Many of the casual observers brought loungers and blankets, food and drink, to enjoy the free show, while members of the astronomical group Sirio took synchronised photographs from El Torcal and from Algarrobo Costa with the intention of later calculating the shooting stars’ intensity and speed. It was the fourth consecutive year that Sirio has organised the event to encourage viewing of the Perseids, which are also known as “The tears of Saint Lorenzo” since the peak of the shower occurs around the anniversary of his martyrdom in AD 258.
Illegal fishing raid nets 25 boats
Catching of undersize fish threatens life-cycle of some species
By Dave Jamieson
THE ONGOING FIGHT AGAINST THE ILLEGAL FISHING OF UNDERSIZE, IMMATURE FISH RECEIVED A BOOST WITH A SUCCESSFUL OPERATION IN MÁLAGA LAST WEEK.
Twenty-five boats belonging to individuals who are reported to specialise in catching undersize fish were seized on the city's El Bulto beach by officers of the Guardia Civil working with the Junta de Andalucía's Agriculture and Fishing Department. Investigators seized 400 kilos of illegal catches of several species, bringing this year's total in the province to 6,630 kilos, more than twice the figure for the whole of 2003.
The operation swung into action at 5.30 last Wednesday morning when around 80 officers cordoned off El Bulto beach and detained boats as they returned from fishing in Málaga Bay. The action is believed to have largely broken up the illegal market of immature fish based at El Bulto, where four or five good hours of fishing can generate an income of 300 euros as a result of the demand from restaurants along the coast, where the undersize fish are considered a delicacy by some diners.
The authorities are concerned not only about the long-term effects of removing immature fish from the species' life-cycles, but also about substances used to preserve the illegal catches while they are delivered to customers. Concerns for public health come as a result of the use of some substances which are illegal and considered carcinogenic, and were found during last week's raid. Also seized during the operation were 10 outboard motors, a number of illegal fishing implements and two electric generators.

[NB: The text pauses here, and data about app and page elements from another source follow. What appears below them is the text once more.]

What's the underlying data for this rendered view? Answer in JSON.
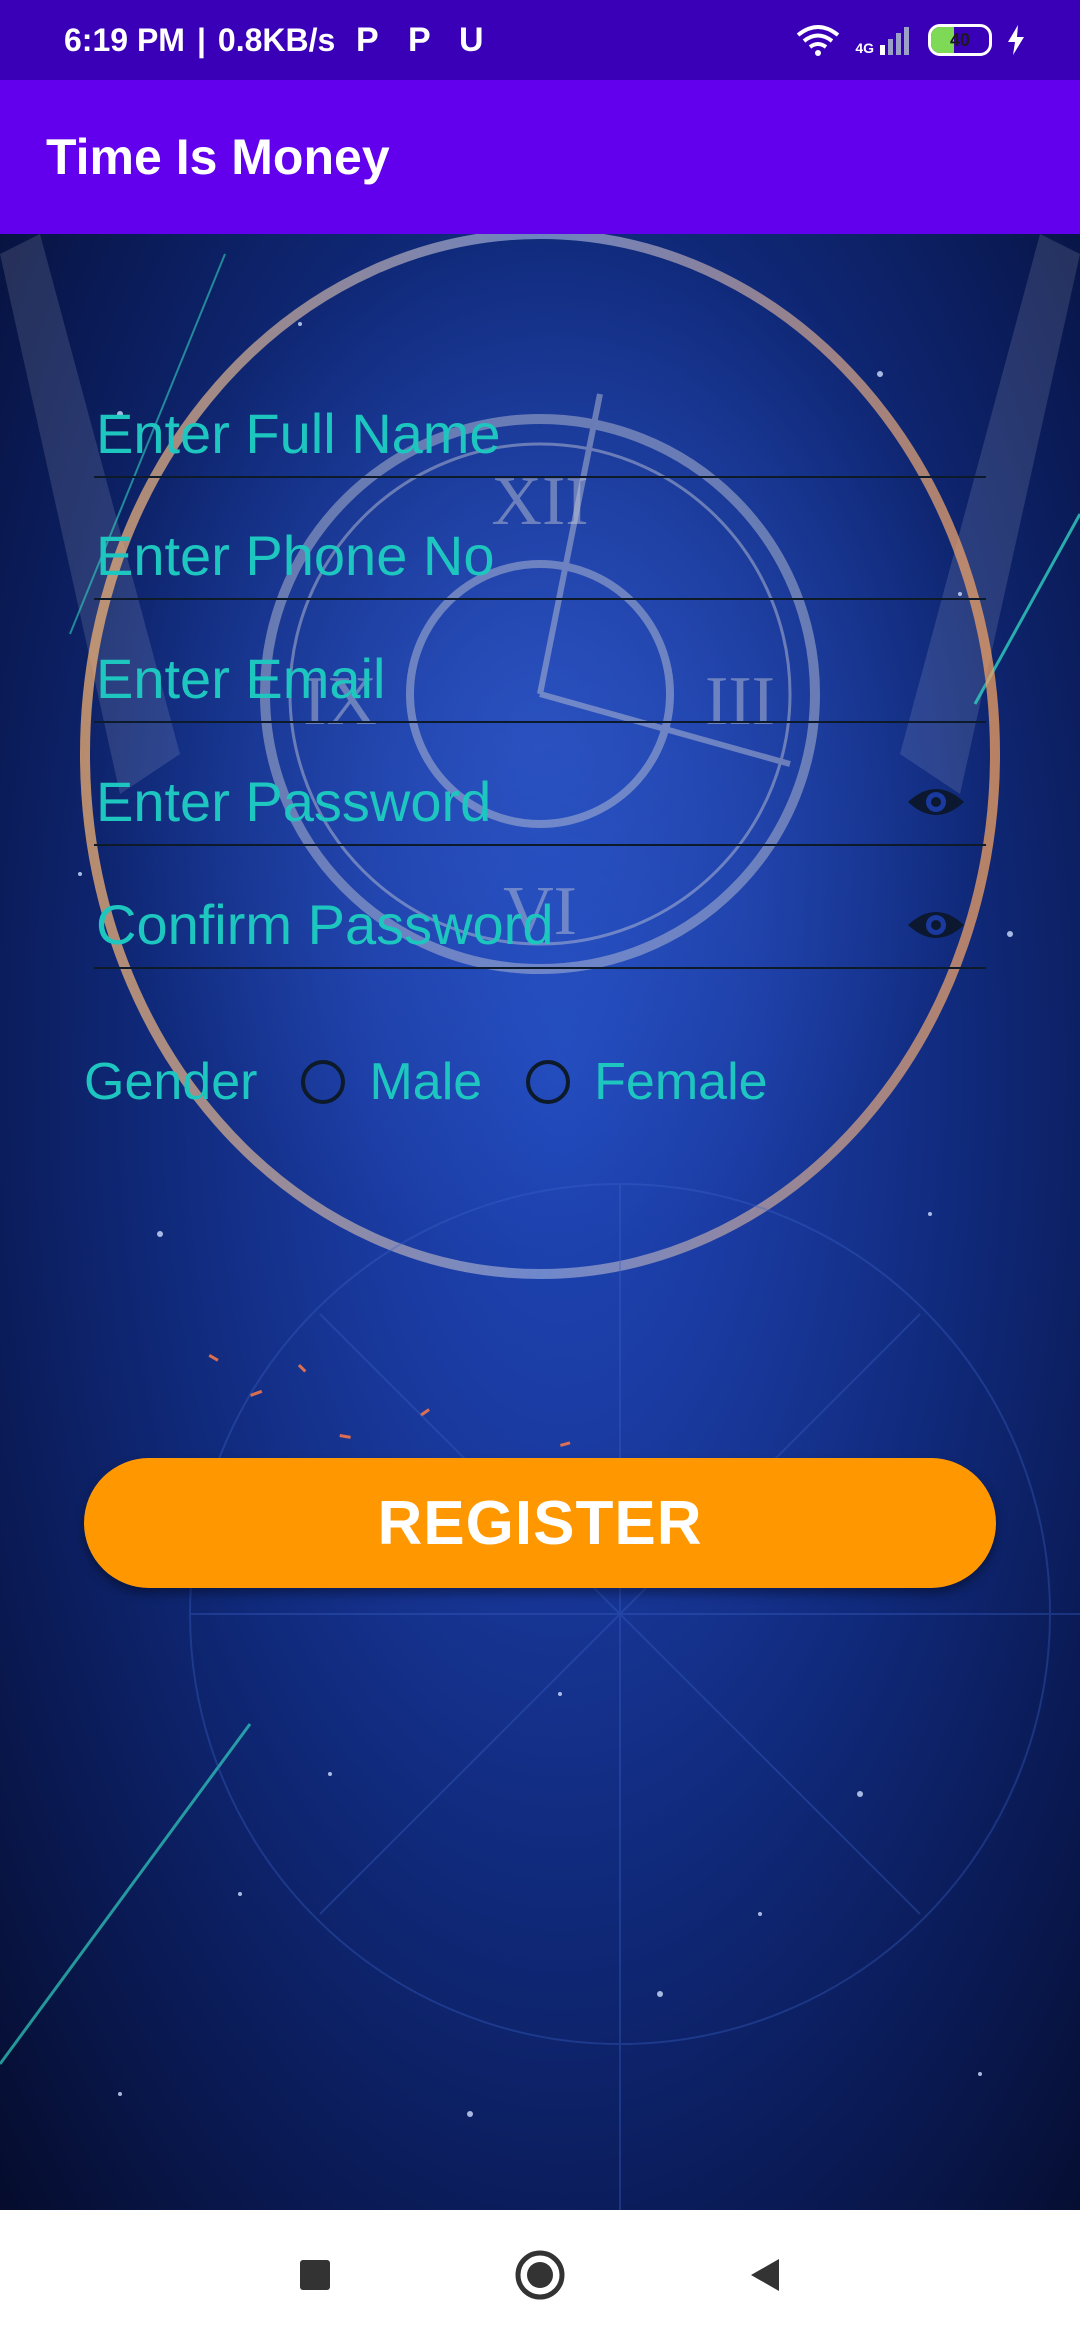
{
  "status_bar": {
    "time": "6:19 PM",
    "separator": "|",
    "net_speed": "0.8KB/s",
    "notifications": [
      "P",
      "P",
      "U"
    ],
    "network_label": "4G",
    "battery": "40"
  },
  "app_bar": {
    "title": "Time Is Money"
  },
  "form": {
    "full_name_hint": "Enter Full Name",
    "phone_hint": "Enter Phone No",
    "email_hint": "Enter Email",
    "password_hint": "Enter Password",
    "confirm_password_hint": "Confirm Password",
    "gender_label": "Gender",
    "gender_options": [
      "Male",
      "Female"
    ],
    "register_label": "REGISTER"
  },
  "colors": {
    "status_bar": "#3a00b8",
    "app_bar": "#6200ee",
    "hint_text": "#1ec6c0",
    "register_button": "#ff9800"
  }
}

The Junta de Andalucía, responsible for stamping out a practice which became illegal in the 1980s, says it receives many calls on its hotline (900 23 22 32) from people reporting that immature fish are being sold illegally in restaurants.